Pts

Description

0

Garbage/Too Messy to
grade

1

Tried but little progress

2

On the right path but
significant errors

3

Correct or only minor
errors

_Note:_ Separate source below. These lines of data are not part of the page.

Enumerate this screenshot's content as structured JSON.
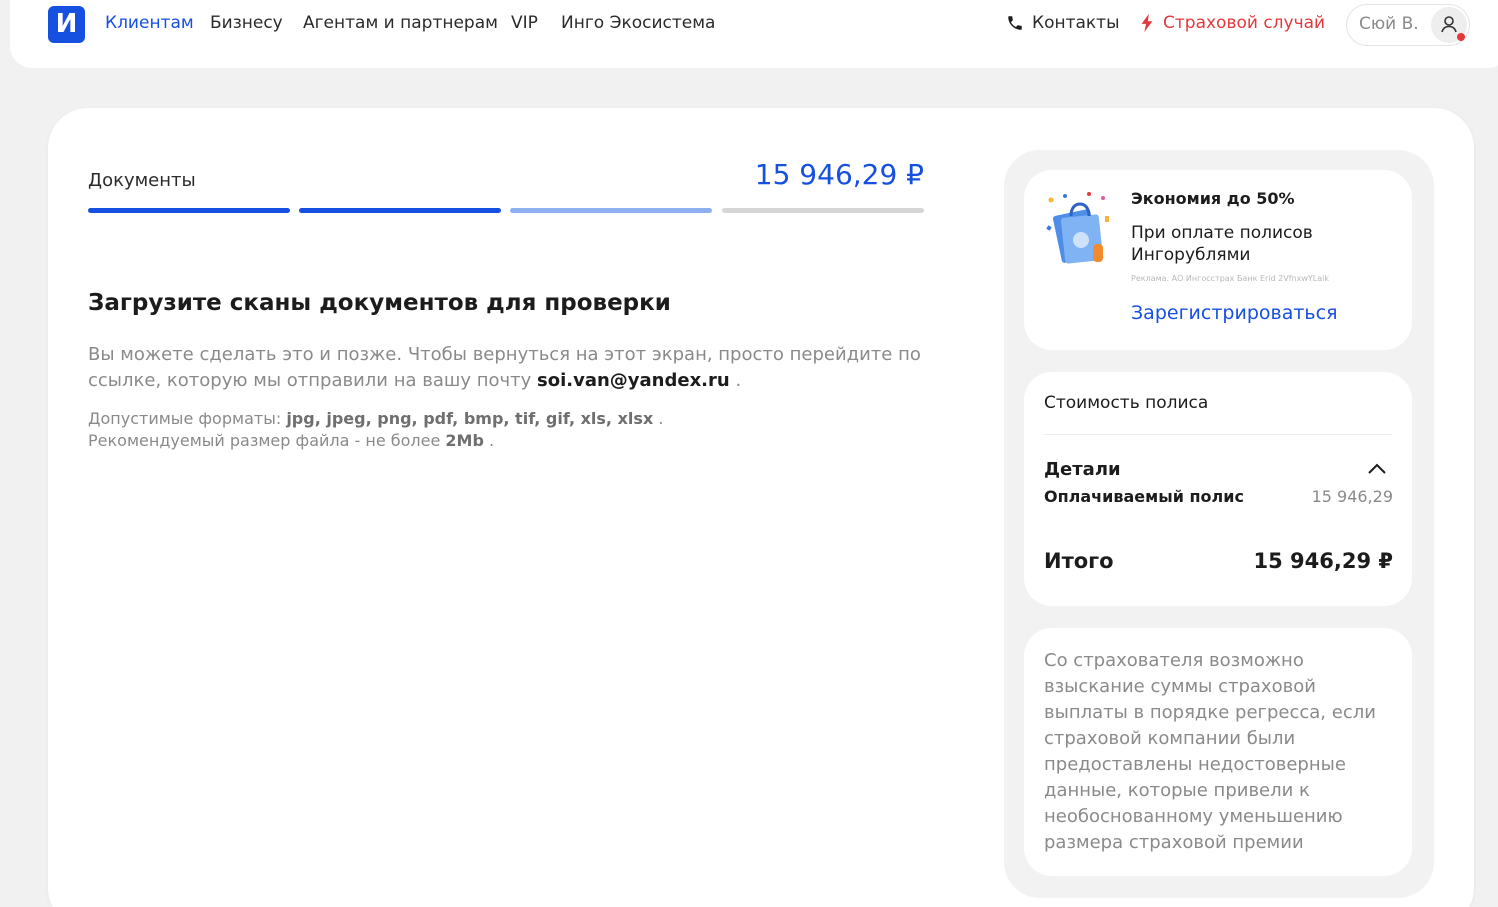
{
  "header": {
    "logo_letter": "И",
    "nav": [
      {
        "label": "Клиентам",
        "active": true
      },
      {
        "label": "Бизнесу",
        "active": false
      },
      {
        "label": "Агентам и партнерам",
        "active": false
      },
      {
        "label": "VIP",
        "active": false
      },
      {
        "label": "Инго Экосистема",
        "active": false
      }
    ],
    "contacts_label": "Контакты",
    "claim_label": "Страховой случай",
    "user_name": "Сюй В."
  },
  "steps": {
    "current_label": "Документы",
    "total_amount": "15 946,29 ₽",
    "segments": [
      "done",
      "done",
      "current",
      "pending"
    ]
  },
  "upload": {
    "heading": "Загрузите сканы документов для проверки",
    "desc_text": "Вы можете сделать это и позже. Чтобы вернуться на этот экран, просто перейдите по ссылке, которую мы отправили на вашу почту",
    "email": "soi.van@yandex.ru",
    "desc_end": ".",
    "formats_label": "Допустимые форматы:",
    "formats_value": "jpg, jpeg, png, pdf, bmp, tif, gif, xls, xlsx",
    "formats_end": ".",
    "size_label": "Рекомендуемый размер файла - не более",
    "size_value": "2Mb",
    "size_end": "."
  },
  "promo": {
    "title": "Экономия до 50%",
    "text": "При оплате полисов Ингорублями",
    "fine_print": "Реклама. АО Ингосстрах Банк Erid 2VfnxwYLaik",
    "link_label": "Зарегистрироваться"
  },
  "cost": {
    "title": "Стоимость полиса",
    "details_label": "Детали",
    "paid_label": "Оплачиваемый полис",
    "paid_value": "15 946,29",
    "total_label": "Итого",
    "total_value": "15 946,29 ₽"
  },
  "notice": {
    "text": "Со страхователя возможно взыскание суммы страховой выплаты в порядке регресса, если страховой компании были предоставлены недостоверные данные, которые привели к необоснованному уменьшению размера страховой премии"
  },
  "colors": {
    "brand": "#1650e0",
    "brand_light": "#8fb0f0",
    "pending": "#d6d6d6",
    "danger": "#e3393c"
  },
  "icons": [
    "phone-icon",
    "lightning-icon",
    "user-icon",
    "chevron-up-icon",
    "shopping-bag-illustration"
  ]
}
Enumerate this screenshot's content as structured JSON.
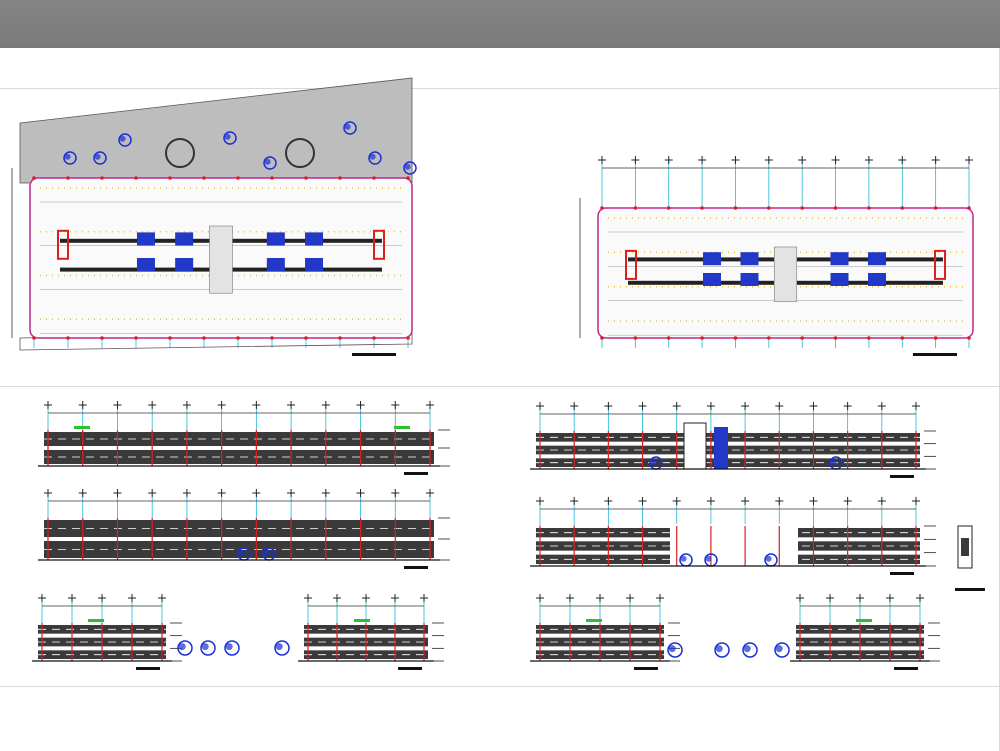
{
  "viewer": {
    "title": "",
    "background_color": "#ffffff",
    "toolbar_color": "#808080"
  },
  "drawing": {
    "layout": "parking-structure-sheet",
    "panels": [
      {
        "id": "site-plan",
        "kind": "plan",
        "label": ""
      },
      {
        "id": "typical-level-plan",
        "kind": "plan",
        "label": ""
      },
      {
        "id": "elevation-front",
        "kind": "elevation",
        "label": ""
      },
      {
        "id": "section-longitudinal",
        "kind": "section",
        "label": ""
      },
      {
        "id": "section-ramps",
        "kind": "section",
        "label": ""
      },
      {
        "id": "section-courtyard",
        "kind": "section",
        "label": ""
      },
      {
        "id": "elevation-side-pair",
        "kind": "elevation",
        "label": ""
      },
      {
        "id": "section-side-pair",
        "kind": "section",
        "label": ""
      },
      {
        "id": "detail-small",
        "kind": "detail",
        "label": ""
      }
    ],
    "colors": {
      "grid_line": "#22b8d8",
      "floor_band": "#3a3a3a",
      "parking_stripe": "#e8c23a",
      "outline_magenta": "#c0288f",
      "trees_blue": "#1a2fd6",
      "green_accent": "#2fbf2f",
      "red_columns": "#d92020",
      "site_gray": "#bdbdbd"
    }
  }
}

Historically,
students who neglect their homework are at the
greatest risk for low exam scores. I
strongly urge you to work together in small
groups, but the work you hand in should be your
own. My solutions will be posted on the web
page.
Exams:
2 exams, 45% of
grade. Expected exam dates are
given below.
Exams may include both inclass and takehome
components.
Final
Exam: 30% of grade. Comprehensive. Time
and Locations are given TBA.
Academic
Misconduct:
Inclass
exams: you are allowed to bring one sheet of
notebook paper. Calculators are
permitted, but no devices that can access the
internet.
Takehome
exams: you are allowed to use any books,
internet, Mathematicaany nonhuman resource
to solve the problems. As with any of
your work, if you use an outside source you
are required to properly cite it. If you
modify a homework solution, even your own, you
must identify that as well. This is
important because your homework solutions will
often be quite similar to each other due to
working together. You are explicitly not
allowed to discuss any aspect of the
exam with any other human being using any form
of communication. This includes sharing
information about what resources to use.
Consequences: academic misconduct
will result at a minimum with a 0 for the exam
with greater punishments given at the
instructor's discretion.
Web
Page: http://www.physics.wisc.edu/undergrads/courses/fall2013/448/
Your source for homework and reading
assignments, solutions, etc. This page can
also be accessed from the course Learn@UW page,
where the grade book resides.
Schedule:
typically 1 chapter/week in Townsend,
excluding exam weeks. Exam 1
roughly October 2, Exam 2 roughly November
20. Precise dates will be announced in
class when the time approaches.
Classroom
Environment: Quantum Mechanics is
the basic language of modern physics.
There will be many new ideas to
consider. I want and need you to
interact with me in the classroom. Come
ready to participate. Another student
evaluation quote: "He
strongly encouraged questions, and once we
caught on to just how receptive he was, we
really capitalized and it greatly enhanced
the class."